The required output is a number: how many lines of the data below include the string "chatbot".

Collected data:
=====

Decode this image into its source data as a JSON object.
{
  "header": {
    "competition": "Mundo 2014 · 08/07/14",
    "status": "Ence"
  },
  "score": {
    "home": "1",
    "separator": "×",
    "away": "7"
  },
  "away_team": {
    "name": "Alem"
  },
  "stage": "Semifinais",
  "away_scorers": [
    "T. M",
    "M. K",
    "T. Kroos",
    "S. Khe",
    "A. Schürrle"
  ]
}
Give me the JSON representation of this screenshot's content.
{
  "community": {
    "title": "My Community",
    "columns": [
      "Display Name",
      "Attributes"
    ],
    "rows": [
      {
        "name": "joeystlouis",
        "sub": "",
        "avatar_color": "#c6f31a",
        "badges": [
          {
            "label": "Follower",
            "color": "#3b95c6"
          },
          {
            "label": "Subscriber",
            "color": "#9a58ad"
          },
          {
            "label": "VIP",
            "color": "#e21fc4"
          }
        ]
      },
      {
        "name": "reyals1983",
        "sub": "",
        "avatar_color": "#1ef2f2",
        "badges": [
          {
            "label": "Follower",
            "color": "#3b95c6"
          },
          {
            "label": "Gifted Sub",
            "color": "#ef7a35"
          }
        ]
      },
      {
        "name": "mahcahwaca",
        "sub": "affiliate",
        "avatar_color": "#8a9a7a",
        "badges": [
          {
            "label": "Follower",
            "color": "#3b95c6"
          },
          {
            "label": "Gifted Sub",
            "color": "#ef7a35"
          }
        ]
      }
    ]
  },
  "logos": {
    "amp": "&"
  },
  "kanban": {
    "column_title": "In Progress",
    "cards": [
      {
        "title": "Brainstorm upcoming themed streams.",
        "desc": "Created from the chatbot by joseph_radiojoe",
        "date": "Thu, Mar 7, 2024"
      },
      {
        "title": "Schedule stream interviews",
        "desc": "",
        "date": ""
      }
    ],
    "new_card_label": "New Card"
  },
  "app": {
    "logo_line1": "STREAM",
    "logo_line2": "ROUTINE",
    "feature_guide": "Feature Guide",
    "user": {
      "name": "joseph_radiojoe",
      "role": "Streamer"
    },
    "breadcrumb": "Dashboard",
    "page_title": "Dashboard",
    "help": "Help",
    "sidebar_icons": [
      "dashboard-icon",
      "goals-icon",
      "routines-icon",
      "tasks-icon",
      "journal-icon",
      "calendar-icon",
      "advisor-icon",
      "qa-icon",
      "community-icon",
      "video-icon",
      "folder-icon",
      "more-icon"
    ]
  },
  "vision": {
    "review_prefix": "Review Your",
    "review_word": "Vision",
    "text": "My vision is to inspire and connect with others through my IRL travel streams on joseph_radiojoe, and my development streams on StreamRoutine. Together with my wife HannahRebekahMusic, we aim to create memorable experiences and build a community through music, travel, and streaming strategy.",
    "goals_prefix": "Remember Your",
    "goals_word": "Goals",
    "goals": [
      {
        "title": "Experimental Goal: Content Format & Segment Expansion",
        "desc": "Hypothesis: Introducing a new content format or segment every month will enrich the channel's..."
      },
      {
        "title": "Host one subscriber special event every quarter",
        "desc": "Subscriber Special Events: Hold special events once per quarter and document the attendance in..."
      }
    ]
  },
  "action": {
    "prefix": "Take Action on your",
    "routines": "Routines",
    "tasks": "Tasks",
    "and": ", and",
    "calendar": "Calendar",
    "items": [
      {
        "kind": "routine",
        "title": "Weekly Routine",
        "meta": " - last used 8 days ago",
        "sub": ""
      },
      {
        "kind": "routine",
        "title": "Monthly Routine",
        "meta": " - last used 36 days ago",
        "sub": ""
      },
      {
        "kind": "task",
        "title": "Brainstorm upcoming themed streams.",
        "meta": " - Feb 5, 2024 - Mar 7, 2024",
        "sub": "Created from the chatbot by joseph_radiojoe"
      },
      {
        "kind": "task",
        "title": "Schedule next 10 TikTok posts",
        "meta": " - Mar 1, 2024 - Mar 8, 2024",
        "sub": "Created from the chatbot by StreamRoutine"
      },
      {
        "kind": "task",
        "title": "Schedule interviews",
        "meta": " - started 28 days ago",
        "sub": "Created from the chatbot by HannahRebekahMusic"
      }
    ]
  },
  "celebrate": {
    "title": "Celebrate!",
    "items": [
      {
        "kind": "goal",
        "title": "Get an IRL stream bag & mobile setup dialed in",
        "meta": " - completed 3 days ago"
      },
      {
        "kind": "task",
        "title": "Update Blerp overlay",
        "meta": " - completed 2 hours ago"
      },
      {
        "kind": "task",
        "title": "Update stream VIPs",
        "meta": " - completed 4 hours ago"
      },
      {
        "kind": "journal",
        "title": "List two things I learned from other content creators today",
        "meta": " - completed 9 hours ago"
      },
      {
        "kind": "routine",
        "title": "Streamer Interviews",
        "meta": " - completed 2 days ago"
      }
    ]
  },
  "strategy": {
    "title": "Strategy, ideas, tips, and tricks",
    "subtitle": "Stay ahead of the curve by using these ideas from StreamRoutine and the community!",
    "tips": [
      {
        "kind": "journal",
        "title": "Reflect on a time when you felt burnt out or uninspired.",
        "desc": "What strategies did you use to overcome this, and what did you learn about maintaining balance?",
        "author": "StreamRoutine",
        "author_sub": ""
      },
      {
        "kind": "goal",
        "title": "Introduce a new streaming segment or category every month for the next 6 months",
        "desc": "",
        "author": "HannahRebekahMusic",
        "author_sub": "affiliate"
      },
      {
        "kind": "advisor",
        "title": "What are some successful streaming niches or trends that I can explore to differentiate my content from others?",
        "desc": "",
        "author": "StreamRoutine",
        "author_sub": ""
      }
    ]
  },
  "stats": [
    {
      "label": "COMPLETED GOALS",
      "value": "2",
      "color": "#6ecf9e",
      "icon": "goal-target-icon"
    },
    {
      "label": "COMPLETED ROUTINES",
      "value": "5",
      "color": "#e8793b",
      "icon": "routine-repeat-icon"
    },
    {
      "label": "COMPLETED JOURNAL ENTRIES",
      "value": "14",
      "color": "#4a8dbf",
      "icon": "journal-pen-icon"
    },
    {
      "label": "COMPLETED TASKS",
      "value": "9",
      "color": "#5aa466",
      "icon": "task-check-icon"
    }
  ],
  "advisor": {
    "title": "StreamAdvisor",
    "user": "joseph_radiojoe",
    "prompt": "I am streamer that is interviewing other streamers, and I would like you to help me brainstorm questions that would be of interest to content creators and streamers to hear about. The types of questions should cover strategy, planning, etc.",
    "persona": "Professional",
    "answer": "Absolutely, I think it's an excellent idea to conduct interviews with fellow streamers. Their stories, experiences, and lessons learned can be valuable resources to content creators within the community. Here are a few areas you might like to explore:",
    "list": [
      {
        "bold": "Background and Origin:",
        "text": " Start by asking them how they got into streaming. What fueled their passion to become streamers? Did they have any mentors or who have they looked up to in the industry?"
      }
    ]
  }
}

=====

Solution for this task »
4